next most used defense: trial was victor’s justice–the winners (Allies) were applying a harsh standard to crimes committed by Germans while minimizing crimes committed by Allied soldiers.
EXCERPT DIRECT TESTIMONY GOERING
The defense put Goering on the witness stand. Goering’s attitude was that of an unrepentant Nazi.
He reviewed his distinguished military service during the First World War.
He recalled his fateful meeting with Hitler in 1922.
Goering recalled his bond with Hitler was based on their opposition to the Versailles Treaty.
He gave the theory and practice of Nazism at length.
“I had done everything possible to strengthen the National Socialist movement, to increase it, and have worked unceasingly to bring it to power under all circumstances and as the one and only authority..."
He said he was responsible for the planning and execution of Germany's aggressions up to the invasion of the Soviet Union. That he opposed.
He admitted the punishments imposed on German Jews after the Nazi looting of property owned by Jews during Kristallnacht in 1938.
He denied knowledge of and responsibility for the systematic extermination of the Jews in Nazi concentration camps.
EXCERPT CROSS EXAM TESTIMONY GOERING
Jackson was not proving his case with these questions. He was giving Goering the chance to make speeches.
Instead of radically altering his questions, especially getting rid of their compound structure, Jackson began fighting with the tribunal about limiting Goering’s responses to his questions so he couldn’t make speeches.
The tribunal refused to limit Goering’s answers and Jackson returned again and again to fighting with the tribunal over this issue. The tribunal did not change its response.
On the third day, Jackson got to present all the documents Goering had signed regarding the extermination of the Jews. This was powerful evidence against Goering.
These went back to Goering's issuance of crucial anti-Jewish edicts dating back to the Nuremberg Laws on Citizenship and Race promulgated by the Reichstag over Goering's signature in September 1935.
Jackson faltered again, however, when he used Goering's letter of July 31, 1941, to Reinhard Heydrich, chief of the Reich Security Main Office, which ordered Heydrich to prepare a plan for the "final solution of the Jewish question.”
Goering countered this by saying there was a mistranslation. That the correct German word was “total” and not “final” and referred to emigration, not murder.
Incredibly, Jackson just let the whole thing drop, although he was holding the letter in his hand and had translators at his disposal.

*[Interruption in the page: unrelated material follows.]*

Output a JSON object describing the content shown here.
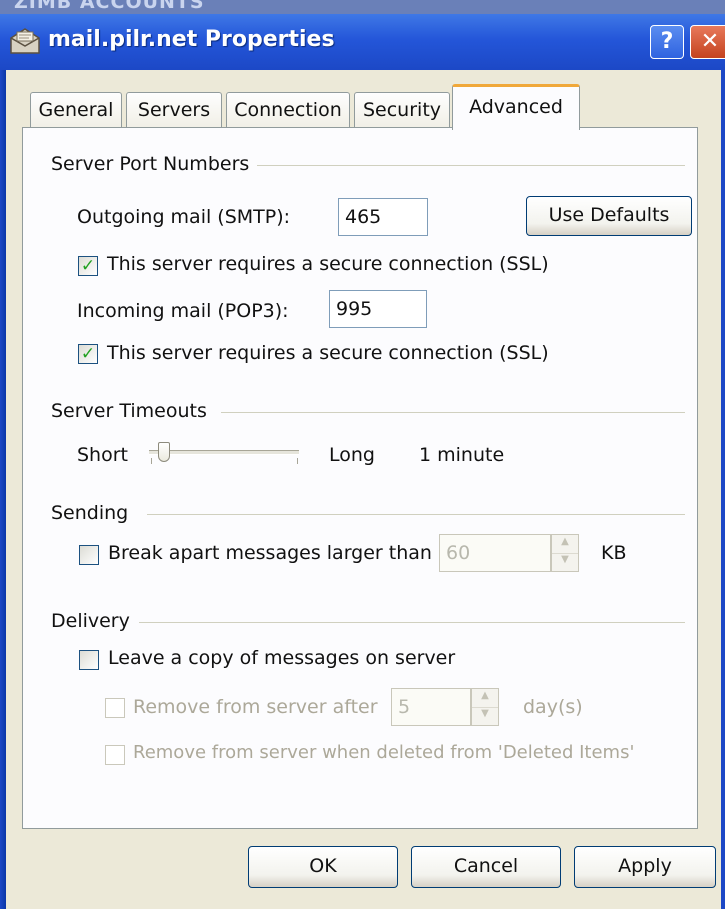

Nevertheless, there was so much evidence upon which the tribunal could convict Goering, with the mountains of documentary evidence at its disposal, that there never was doubt that Goering would be convicted. He was convicted.
Jackson was sufficiently embarrassed by this cross examination that he left it out of his subsequent book entirely.